───── MATERIAL SUPPLIED

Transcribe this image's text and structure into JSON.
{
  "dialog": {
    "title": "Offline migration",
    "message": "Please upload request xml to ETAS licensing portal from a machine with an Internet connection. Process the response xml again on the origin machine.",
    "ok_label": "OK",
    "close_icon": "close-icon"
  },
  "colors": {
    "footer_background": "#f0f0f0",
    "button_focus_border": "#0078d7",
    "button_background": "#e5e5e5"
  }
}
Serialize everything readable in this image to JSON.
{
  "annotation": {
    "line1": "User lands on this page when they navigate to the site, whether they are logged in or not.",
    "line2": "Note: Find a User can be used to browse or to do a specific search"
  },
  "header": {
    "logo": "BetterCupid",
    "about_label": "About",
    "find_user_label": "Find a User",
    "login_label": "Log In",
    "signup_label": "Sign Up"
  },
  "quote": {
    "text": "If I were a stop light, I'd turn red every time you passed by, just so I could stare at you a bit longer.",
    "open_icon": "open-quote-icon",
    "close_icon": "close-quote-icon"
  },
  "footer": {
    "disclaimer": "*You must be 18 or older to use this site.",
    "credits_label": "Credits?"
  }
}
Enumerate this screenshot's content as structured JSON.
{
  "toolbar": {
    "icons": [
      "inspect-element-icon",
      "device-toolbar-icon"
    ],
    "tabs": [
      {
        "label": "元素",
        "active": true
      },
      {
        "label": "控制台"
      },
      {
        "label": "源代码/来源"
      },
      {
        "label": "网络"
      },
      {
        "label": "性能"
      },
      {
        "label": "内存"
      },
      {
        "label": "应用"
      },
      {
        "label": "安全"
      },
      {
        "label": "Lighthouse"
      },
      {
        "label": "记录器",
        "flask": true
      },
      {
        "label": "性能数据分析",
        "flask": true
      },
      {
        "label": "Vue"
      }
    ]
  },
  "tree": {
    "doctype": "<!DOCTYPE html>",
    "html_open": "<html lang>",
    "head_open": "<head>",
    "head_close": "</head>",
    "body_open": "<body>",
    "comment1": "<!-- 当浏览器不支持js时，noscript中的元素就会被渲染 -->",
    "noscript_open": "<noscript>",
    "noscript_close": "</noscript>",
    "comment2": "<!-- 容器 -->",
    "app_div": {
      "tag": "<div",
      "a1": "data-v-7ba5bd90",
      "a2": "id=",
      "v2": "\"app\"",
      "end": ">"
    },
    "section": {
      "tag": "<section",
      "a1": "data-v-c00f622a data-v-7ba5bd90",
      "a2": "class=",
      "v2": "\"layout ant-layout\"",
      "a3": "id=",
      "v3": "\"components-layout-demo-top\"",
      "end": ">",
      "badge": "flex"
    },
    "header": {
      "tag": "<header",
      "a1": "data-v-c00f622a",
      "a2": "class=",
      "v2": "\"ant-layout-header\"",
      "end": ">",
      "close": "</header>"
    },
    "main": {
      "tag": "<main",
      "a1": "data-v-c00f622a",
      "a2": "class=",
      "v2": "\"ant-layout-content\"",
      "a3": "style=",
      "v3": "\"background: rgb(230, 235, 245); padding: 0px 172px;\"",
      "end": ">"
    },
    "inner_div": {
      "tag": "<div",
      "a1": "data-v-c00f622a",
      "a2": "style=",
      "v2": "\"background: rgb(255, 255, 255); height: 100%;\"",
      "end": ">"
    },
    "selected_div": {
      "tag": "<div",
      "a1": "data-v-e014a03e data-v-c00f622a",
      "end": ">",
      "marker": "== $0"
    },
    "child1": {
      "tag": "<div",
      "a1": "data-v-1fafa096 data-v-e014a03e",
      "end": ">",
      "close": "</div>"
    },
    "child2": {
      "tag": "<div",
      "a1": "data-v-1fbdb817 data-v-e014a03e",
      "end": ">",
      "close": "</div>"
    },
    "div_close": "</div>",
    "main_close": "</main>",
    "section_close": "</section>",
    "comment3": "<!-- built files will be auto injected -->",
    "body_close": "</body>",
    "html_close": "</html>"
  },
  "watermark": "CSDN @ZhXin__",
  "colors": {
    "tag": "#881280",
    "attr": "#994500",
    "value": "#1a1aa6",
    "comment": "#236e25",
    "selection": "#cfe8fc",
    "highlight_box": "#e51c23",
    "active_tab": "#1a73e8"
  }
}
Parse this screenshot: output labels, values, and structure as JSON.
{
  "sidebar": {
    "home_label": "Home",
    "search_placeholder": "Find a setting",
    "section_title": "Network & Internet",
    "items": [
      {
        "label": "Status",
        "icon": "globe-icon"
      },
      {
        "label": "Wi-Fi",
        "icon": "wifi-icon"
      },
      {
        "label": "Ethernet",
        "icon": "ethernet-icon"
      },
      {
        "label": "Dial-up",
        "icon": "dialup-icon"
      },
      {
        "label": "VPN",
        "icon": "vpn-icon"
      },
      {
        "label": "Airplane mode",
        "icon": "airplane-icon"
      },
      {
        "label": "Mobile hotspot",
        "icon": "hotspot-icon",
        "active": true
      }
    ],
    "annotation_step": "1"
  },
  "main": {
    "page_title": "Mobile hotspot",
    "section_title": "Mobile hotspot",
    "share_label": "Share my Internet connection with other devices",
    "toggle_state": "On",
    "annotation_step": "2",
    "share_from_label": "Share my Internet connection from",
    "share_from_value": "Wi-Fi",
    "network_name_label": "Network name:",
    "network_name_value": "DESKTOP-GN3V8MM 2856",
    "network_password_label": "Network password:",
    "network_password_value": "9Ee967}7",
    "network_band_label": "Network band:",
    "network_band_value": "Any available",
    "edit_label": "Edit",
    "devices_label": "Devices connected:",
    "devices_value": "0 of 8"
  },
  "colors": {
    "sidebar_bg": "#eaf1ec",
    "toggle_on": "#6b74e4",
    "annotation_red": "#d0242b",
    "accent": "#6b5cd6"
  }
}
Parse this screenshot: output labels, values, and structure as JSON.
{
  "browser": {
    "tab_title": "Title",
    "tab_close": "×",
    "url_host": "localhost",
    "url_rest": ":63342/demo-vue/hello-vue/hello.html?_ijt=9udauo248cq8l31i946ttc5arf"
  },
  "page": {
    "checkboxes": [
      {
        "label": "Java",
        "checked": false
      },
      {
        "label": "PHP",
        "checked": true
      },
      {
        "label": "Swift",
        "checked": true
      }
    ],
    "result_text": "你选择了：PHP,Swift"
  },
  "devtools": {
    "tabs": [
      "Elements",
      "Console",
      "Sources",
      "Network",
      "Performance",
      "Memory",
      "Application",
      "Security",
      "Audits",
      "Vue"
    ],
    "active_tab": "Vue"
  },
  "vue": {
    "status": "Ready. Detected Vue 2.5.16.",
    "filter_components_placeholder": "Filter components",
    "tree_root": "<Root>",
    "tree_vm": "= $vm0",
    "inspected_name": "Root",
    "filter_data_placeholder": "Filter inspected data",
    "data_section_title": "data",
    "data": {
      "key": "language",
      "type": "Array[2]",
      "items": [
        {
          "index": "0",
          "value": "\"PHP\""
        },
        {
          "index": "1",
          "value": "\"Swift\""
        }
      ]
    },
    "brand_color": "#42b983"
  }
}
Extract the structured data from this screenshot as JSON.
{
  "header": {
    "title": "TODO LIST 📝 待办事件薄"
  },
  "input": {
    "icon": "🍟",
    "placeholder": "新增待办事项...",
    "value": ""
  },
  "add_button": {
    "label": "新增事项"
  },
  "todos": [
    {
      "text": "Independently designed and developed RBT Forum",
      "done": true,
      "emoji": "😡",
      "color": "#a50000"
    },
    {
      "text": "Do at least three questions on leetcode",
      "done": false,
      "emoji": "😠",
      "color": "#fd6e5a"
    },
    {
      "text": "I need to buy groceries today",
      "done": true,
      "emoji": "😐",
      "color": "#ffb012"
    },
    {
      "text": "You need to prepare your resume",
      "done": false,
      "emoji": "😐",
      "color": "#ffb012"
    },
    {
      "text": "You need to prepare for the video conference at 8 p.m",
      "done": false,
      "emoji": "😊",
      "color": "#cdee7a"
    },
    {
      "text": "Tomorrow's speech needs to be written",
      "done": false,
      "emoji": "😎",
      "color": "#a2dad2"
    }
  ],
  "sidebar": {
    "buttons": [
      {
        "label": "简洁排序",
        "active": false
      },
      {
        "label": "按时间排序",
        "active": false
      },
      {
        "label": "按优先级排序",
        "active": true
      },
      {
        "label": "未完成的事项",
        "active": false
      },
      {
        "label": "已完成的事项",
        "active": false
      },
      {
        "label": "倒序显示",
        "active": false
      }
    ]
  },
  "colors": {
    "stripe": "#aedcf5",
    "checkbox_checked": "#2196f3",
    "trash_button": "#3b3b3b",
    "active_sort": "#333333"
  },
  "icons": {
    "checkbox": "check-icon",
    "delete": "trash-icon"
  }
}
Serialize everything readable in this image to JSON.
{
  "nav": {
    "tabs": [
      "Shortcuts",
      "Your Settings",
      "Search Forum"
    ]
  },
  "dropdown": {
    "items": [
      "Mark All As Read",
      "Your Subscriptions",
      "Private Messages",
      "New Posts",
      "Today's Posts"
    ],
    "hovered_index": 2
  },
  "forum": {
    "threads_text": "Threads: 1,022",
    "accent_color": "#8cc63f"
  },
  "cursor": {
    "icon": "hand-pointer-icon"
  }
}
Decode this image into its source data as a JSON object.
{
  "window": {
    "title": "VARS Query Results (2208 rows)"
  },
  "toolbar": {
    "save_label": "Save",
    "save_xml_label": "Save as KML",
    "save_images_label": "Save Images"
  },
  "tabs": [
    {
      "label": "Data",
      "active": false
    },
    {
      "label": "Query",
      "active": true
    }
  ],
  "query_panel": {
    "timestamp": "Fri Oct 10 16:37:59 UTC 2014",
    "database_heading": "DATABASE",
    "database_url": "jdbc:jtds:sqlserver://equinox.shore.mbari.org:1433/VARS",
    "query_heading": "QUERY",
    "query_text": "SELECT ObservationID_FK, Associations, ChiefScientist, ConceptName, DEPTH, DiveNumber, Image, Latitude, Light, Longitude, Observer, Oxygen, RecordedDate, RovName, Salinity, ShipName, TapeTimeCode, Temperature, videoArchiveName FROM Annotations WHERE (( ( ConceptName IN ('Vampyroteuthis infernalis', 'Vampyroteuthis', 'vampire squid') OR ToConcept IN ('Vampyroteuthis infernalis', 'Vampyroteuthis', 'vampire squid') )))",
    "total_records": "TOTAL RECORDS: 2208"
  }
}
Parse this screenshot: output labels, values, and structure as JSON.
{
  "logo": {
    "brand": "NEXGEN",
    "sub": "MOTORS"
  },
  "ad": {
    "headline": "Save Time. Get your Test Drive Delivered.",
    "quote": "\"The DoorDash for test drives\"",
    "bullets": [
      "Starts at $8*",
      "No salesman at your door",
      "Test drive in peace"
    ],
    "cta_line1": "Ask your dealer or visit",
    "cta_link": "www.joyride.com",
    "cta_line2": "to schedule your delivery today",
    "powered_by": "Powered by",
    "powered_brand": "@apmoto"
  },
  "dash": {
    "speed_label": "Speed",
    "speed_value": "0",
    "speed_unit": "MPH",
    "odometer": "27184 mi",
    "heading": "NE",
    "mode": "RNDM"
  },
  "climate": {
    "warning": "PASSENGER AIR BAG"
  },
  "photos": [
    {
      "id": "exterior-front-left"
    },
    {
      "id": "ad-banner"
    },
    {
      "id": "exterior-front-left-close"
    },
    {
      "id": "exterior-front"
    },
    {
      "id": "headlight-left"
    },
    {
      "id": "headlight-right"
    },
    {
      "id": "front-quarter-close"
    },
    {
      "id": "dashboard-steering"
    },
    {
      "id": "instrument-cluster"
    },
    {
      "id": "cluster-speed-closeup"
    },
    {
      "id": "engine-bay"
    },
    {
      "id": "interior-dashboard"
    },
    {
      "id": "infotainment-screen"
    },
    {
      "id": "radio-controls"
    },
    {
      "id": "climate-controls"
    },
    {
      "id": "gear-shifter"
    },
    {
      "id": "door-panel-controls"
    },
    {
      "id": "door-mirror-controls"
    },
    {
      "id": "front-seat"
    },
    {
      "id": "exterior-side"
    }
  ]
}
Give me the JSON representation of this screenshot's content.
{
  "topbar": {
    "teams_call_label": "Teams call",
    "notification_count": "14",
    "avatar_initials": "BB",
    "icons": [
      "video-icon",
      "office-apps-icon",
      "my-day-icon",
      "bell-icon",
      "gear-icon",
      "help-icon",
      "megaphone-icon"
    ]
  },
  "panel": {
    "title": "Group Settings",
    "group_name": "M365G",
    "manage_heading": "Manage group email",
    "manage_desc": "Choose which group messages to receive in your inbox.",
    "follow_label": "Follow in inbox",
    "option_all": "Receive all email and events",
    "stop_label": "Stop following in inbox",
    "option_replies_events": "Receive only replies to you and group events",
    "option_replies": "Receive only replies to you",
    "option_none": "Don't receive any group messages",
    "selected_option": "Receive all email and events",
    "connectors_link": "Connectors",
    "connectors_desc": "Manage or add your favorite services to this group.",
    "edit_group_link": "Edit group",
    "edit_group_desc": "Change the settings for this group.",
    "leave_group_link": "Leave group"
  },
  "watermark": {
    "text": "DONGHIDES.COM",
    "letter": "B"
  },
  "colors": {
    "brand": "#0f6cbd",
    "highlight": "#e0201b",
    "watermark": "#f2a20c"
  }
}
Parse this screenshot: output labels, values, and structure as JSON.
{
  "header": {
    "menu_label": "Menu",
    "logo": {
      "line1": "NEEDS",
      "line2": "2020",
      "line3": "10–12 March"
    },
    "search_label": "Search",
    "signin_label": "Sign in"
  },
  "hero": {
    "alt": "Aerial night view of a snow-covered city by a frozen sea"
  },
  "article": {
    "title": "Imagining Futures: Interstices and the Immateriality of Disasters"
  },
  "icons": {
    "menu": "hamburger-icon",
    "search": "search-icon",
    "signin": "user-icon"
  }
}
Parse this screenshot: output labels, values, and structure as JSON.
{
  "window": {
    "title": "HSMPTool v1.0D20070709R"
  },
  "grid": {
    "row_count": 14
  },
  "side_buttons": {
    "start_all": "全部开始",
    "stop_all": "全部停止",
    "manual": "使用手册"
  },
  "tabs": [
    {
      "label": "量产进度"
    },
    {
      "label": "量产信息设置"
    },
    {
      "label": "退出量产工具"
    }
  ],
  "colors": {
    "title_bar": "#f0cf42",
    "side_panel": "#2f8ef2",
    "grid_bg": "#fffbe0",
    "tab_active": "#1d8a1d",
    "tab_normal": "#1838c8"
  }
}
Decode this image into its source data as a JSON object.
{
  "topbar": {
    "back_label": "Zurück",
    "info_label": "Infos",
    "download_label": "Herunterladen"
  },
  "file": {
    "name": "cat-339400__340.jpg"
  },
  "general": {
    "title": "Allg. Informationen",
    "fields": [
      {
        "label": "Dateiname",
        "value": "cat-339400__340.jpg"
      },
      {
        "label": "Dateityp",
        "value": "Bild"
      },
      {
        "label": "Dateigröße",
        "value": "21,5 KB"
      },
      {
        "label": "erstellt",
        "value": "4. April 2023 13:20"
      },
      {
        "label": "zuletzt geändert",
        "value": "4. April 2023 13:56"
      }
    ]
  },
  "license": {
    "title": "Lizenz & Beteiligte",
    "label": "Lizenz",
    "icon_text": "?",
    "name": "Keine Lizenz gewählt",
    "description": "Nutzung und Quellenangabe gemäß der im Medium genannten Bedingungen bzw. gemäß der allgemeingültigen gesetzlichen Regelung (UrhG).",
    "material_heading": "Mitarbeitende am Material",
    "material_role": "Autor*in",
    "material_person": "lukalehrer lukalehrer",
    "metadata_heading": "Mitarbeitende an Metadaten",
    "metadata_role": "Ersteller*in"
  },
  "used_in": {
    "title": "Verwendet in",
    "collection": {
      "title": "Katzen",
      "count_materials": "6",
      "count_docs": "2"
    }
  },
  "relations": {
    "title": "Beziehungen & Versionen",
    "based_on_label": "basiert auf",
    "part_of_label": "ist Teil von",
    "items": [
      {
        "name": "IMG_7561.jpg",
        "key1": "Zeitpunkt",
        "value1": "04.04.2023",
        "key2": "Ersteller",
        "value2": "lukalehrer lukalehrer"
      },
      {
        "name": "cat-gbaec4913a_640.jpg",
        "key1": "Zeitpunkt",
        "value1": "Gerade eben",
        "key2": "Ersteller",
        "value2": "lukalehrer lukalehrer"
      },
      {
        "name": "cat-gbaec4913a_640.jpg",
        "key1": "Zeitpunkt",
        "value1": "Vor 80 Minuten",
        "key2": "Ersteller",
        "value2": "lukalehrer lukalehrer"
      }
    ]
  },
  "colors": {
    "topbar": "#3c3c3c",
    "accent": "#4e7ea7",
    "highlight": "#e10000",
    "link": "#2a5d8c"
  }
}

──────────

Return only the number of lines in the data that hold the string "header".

EXERCISE ANSWER: 7